(App and web page records)

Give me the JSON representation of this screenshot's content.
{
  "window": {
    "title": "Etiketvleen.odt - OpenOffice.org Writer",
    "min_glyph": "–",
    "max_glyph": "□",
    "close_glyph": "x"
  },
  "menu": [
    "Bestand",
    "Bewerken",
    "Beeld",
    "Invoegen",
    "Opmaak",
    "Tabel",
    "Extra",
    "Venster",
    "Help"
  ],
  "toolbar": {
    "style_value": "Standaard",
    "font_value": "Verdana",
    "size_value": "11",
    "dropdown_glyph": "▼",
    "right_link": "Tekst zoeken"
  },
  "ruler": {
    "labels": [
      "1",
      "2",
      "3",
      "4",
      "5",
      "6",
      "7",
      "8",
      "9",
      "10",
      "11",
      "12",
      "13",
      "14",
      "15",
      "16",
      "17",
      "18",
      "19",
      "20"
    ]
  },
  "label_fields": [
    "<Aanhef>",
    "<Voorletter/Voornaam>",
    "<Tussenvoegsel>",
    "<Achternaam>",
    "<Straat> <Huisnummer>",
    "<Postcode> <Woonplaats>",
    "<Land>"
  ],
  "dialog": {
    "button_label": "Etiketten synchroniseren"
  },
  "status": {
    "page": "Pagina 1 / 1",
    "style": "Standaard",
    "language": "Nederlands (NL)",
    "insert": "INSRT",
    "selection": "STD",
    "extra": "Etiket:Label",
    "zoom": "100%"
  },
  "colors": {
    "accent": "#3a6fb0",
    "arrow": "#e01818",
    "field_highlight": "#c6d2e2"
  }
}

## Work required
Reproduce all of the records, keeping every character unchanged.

## Expected answer
Give me the JSON representation of this screenshot's content.
{
  "window": {
    "title": "Etiketvleen.odt - OpenOffice.org Writer",
    "min_glyph": "–",
    "max_glyph": "□",
    "close_glyph": "x"
  },
  "menu": [
    "Bestand",
    "Bewerken",
    "Beeld",
    "Invoegen",
    "Opmaak",
    "Tabel",
    "Extra",
    "Venster",
    "Help"
  ],
  "toolbar": {
    "style_value": "Standaard",
    "font_value": "Verdana",
    "size_value": "11",
    "dropdown_glyph": "▼",
    "right_link": "Tekst zoeken"
  },
  "ruler": {
    "labels": [
      "1",
      "2",
      "3",
      "4",
      "5",
      "6",
      "7",
      "8",
      "9",
      "10",
      "11",
      "12",
      "13",
      "14",
      "15",
      "16",
      "17",
      "18",
      "19",
      "20"
    ]
  },
  "label_fields": [
    "<Aanhef>",
    "<Voorletter/Voornaam>",
    "<Tussenvoegsel>",
    "<Achternaam>",
    "<Straat> <Huisnummer>",
    "<Postcode> <Woonplaats>",
    "<Land>"
  ],
  "dialog": {
    "button_label": "Etiketten synchroniseren"
  },
  "status": {
    "page": "Pagina 1 / 1",
    "style": "Standaard",
    "language": "Nederlands (NL)",
    "insert": "INSRT",
    "selection": "STD",
    "extra": "Etiket:Label",
    "zoom": "100%"
  },
  "colors": {
    "accent": "#3a6fb0",
    "arrow": "#e01818",
    "field_highlight": "#c6d2e2"
  }
}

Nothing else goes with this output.